Task statement. Line by line, return the listing exactly, without any of the images.

Input data.
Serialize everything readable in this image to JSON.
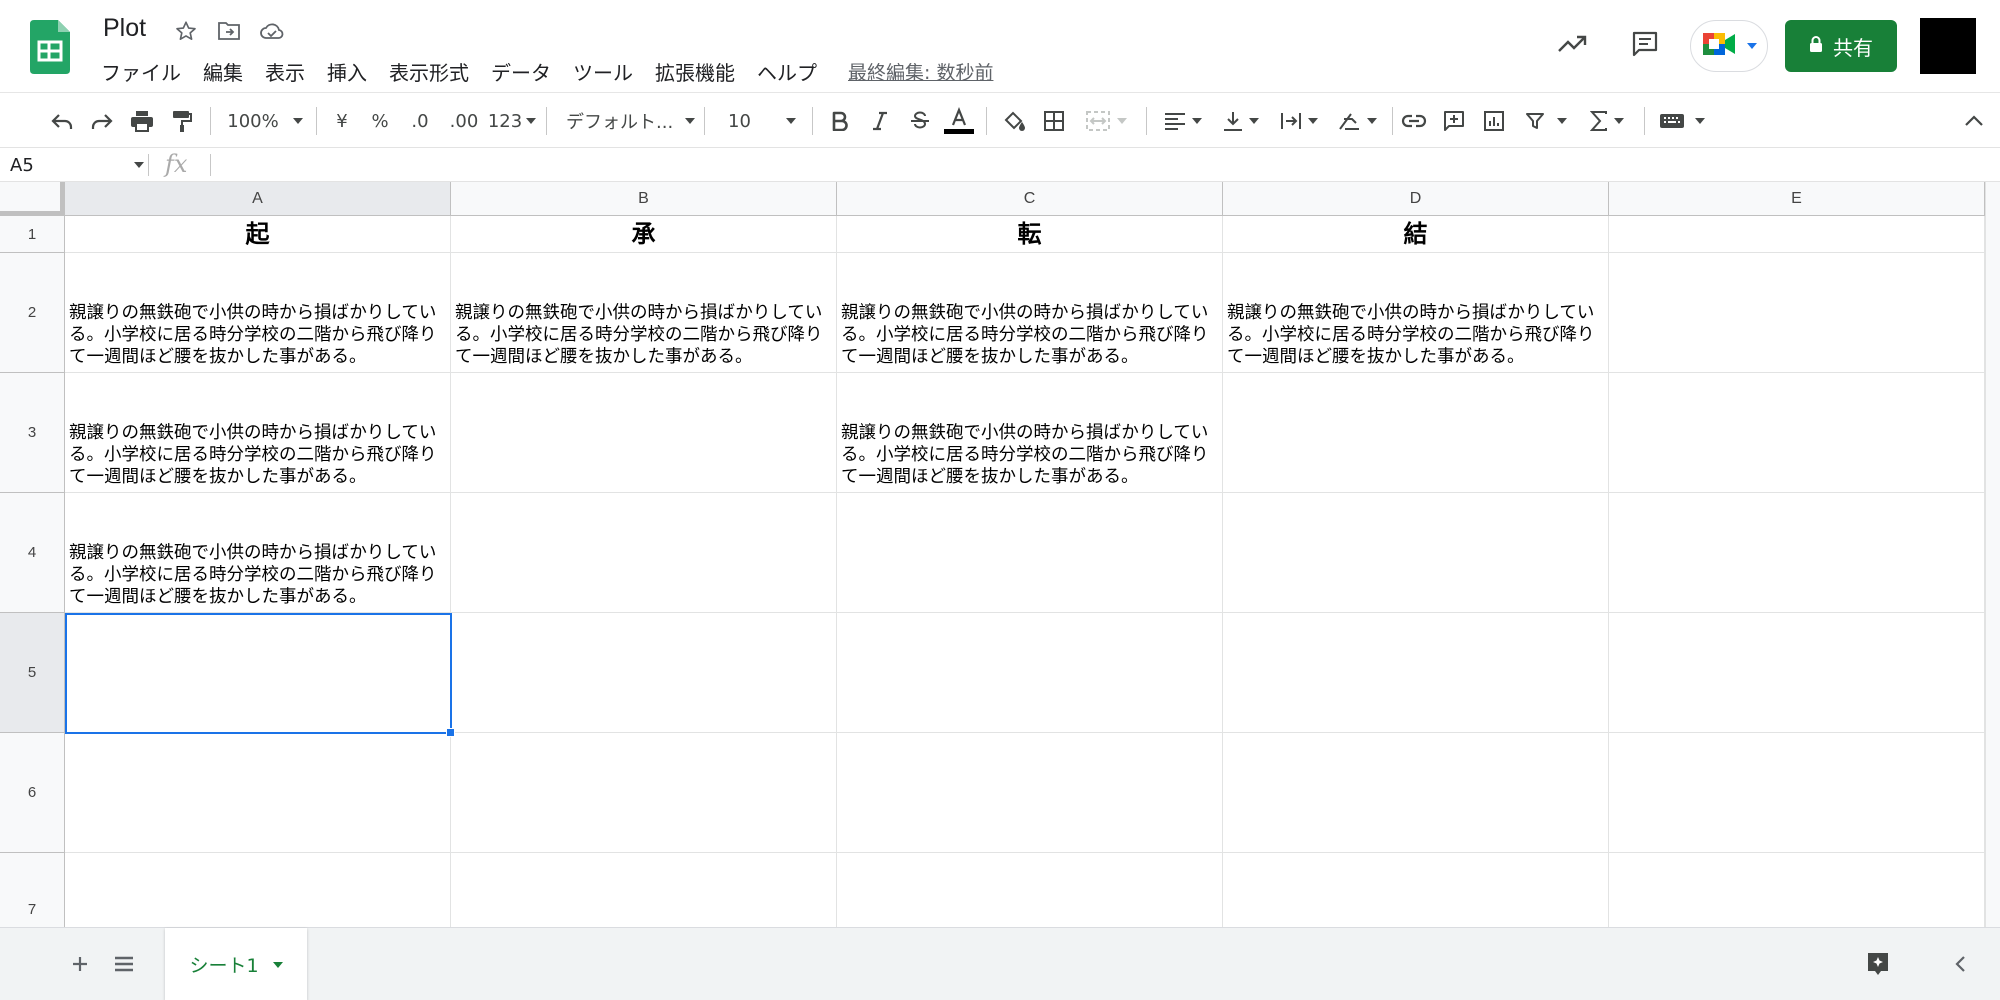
{
  "app": {
    "title": "Plot",
    "menu": [
      "ファイル",
      "編集",
      "表示",
      "挿入",
      "表示形式",
      "データ",
      "ツール",
      "拡張機能",
      "ヘルプ"
    ],
    "last_edit": "最終編集: 数秒前",
    "share_label": "共有",
    "accent_color": "#188038"
  },
  "toolbar": {
    "zoom": "100%",
    "currency": "¥",
    "percent": "%",
    "decrease_decimal": ".0",
    "increase_decimal": ".00",
    "more_formats": "123",
    "font": "デフォルト...",
    "font_size": "10"
  },
  "formula_bar": {
    "name_box": "A5",
    "fx": "fx"
  },
  "sheet": {
    "columns": [
      "A",
      "B",
      "C",
      "D",
      "E"
    ],
    "rows": [
      "1",
      "2",
      "3",
      "4",
      "5",
      "6",
      "7"
    ],
    "cells": {
      "A1": "起",
      "B1": "承",
      "C1": "転",
      "D1": "結",
      "A2": "親譲りの無鉄砲で小供の時から損ばかりしている。小学校に居る時分学校の二階から飛び降りて一週間ほど腰を抜かした事がある。",
      "B2": "親譲りの無鉄砲で小供の時から損ばかりしている。小学校に居る時分学校の二階から飛び降りて一週間ほど腰を抜かした事がある。",
      "C2": "親譲りの無鉄砲で小供の時から損ばかりしている。小学校に居る時分学校の二階から飛び降りて一週間ほど腰を抜かした事がある。",
      "D2": "親譲りの無鉄砲で小供の時から損ばかりしている。小学校に居る時分学校の二階から飛び降りて一週間ほど腰を抜かした事がある。",
      "A3": "親譲りの無鉄砲で小供の時から損ばかりしている。小学校に居る時分学校の二階から飛び降りて一週間ほど腰を抜かした事がある。",
      "C3": "親譲りの無鉄砲で小供の時から損ばかりしている。小学校に居る時分学校の二階から飛び降りて一週間ほど腰を抜かした事がある。",
      "A4": "親譲りの無鉄砲で小供の時から損ばかりしている。小学校に居る時分学校の二階から飛び降りて一週間ほど腰を抜かした事がある。"
    },
    "selected_cell": "A5",
    "tab_name": "シート1"
  }
}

Response area.
Serialize everything readable in this image to JSON.
{
  "app": {
    "title": "Plot",
    "menu": [
      "ファイル",
      "編集",
      "表示",
      "挿入",
      "表示形式",
      "データ",
      "ツール",
      "拡張機能",
      "ヘルプ"
    ],
    "last_edit": "最終編集: 数秒前",
    "share_label": "共有",
    "accent_color": "#188038"
  },
  "toolbar": {
    "zoom": "100%",
    "currency": "¥",
    "percent": "%",
    "decrease_decimal": ".0",
    "increase_decimal": ".00",
    "more_formats": "123",
    "font": "デフォルト...",
    "font_size": "10"
  },
  "formula_bar": {
    "name_box": "A5",
    "fx": "fx"
  },
  "sheet": {
    "columns": [
      "A",
      "B",
      "C",
      "D",
      "E"
    ],
    "rows": [
      "1",
      "2",
      "3",
      "4",
      "5",
      "6",
      "7"
    ],
    "cells": {
      "A1": "起",
      "B1": "承",
      "C1": "転",
      "D1": "結",
      "A2": "親譲りの無鉄砲で小供の時から損ばかりしている。小学校に居る時分学校の二階から飛び降りて一週間ほど腰を抜かした事がある。",
      "B2": "親譲りの無鉄砲で小供の時から損ばかりしている。小学校に居る時分学校の二階から飛び降りて一週間ほど腰を抜かした事がある。",
      "C2": "親譲りの無鉄砲で小供の時から損ばかりしている。小学校に居る時分学校の二階から飛び降りて一週間ほど腰を抜かした事がある。",
      "D2": "親譲りの無鉄砲で小供の時から損ばかりしている。小学校に居る時分学校の二階から飛び降りて一週間ほど腰を抜かした事がある。",
      "A3": "親譲りの無鉄砲で小供の時から損ばかりしている。小学校に居る時分学校の二階から飛び降りて一週間ほど腰を抜かした事がある。",
      "C3": "親譲りの無鉄砲で小供の時から損ばかりしている。小学校に居る時分学校の二階から飛び降りて一週間ほど腰を抜かした事がある。",
      "A4": "親譲りの無鉄砲で小供の時から損ばかりしている。小学校に居る時分学校の二階から飛び降りて一週間ほど腰を抜かした事がある。"
    },
    "selected_cell": "A5",
    "tab_name": "シート1"
  }
}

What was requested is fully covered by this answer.